The cost could be much lower if plants eliminated biomass and used only coal and natural gas to run the process, Floudas said, but that would eliminate most of the environmental benefit.
"If you want to have a 50 percent reduction in emissions, you need to have the biomass," he said.
In many ways, synthetic fuels are cleaner than petroleum fuels. The heavy metal and sulfur contaminants of petroleum fuels can be captured in the synthetic plants before the fuel is shipped out. Synthetic fuels also can be used in gasoline and diesel engines with no need for modifications, unlike many biofuels. The biofuel ethanol, for example, is commonly mixed with gasoline, but high levels of ethanol require modifications to car engines and pose special challenges for starting at low temperatures.
Floudas said that synthetic fuels also would allow carbon reduction with the fleet of cars currently on the road. Even if the country immediately converted to zero-emitting electric or fuel cell vehicles, millions of internal combustion vehicles would still be driving. By switching to synthetic fuels, he said, the country would have the opportunity to reduce those emissions, even if it they would not be completely eliminated.
"This is an opportunity to create a new economy," Floudas said. "The amount of petroleum the U.S. imports is very high. What is the price of that?
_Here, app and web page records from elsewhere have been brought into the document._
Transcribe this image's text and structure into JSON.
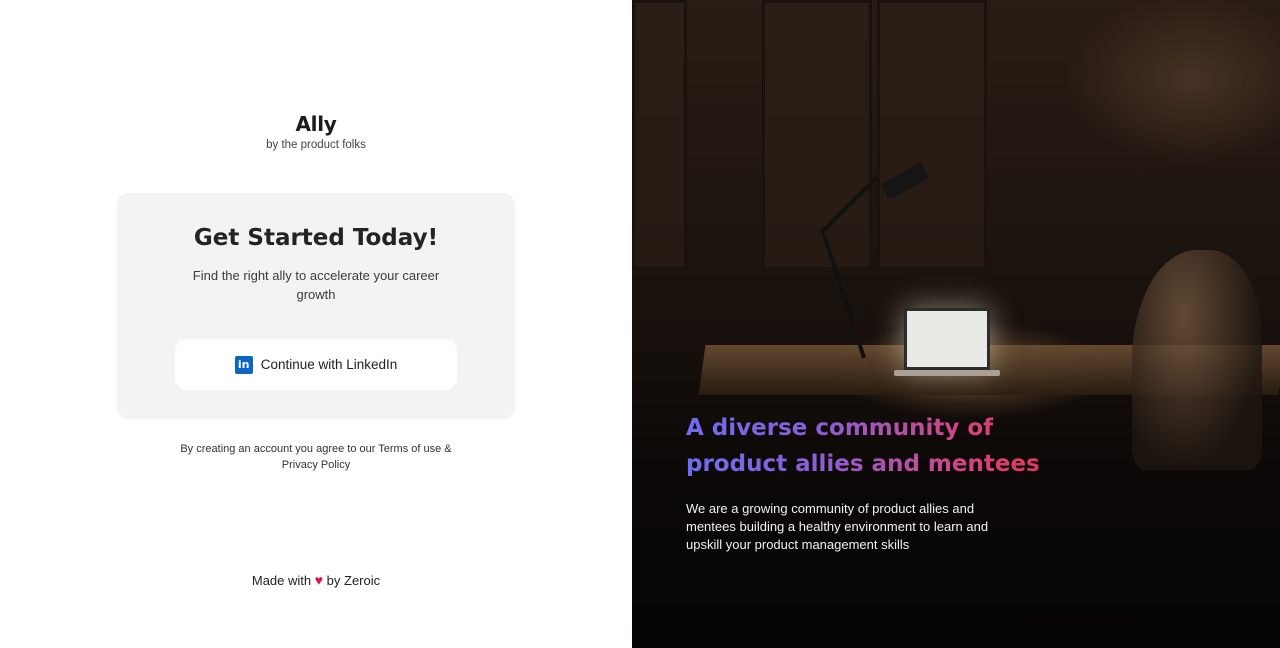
{
  "brand": {
    "name": "Ally",
    "tagline": "by the product folks"
  },
  "signup_card": {
    "title": "Get Started Today!",
    "subtitle": "Find the right ally to accelerate your career growth",
    "linkedin_button": {
      "icon": "linkedin-icon",
      "icon_text": "in",
      "label": "Continue with LinkedIn"
    }
  },
  "terms": {
    "prefix": "By creating an account you agree to our ",
    "terms_link": "Terms of use",
    "joiner": " & ",
    "privacy_link": "Privacy Policy"
  },
  "footer": {
    "prefix": "Made with ",
    "heart_icon": "heart-icon",
    "heart_glyph": "♥",
    "suffix": " by Zeroic"
  },
  "hero": {
    "headline": "A diverse community of product allies and mentees",
    "description": "We are a growing community of product allies and mentees building a healthy environment to learn and upskill your product management skills",
    "headline_gradient": [
      "#6f6df0",
      "#8a5fd8",
      "#d0468a",
      "#e6364a"
    ]
  },
  "colors": {
    "linkedin_blue": "#0a66c2",
    "heart_red": "#d7194a",
    "card_background": "#f3f3f3"
  }
}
What other resources to do we have? And what can we do about it?"
|Contact: John Sullivan|
Princeton University, Engineering School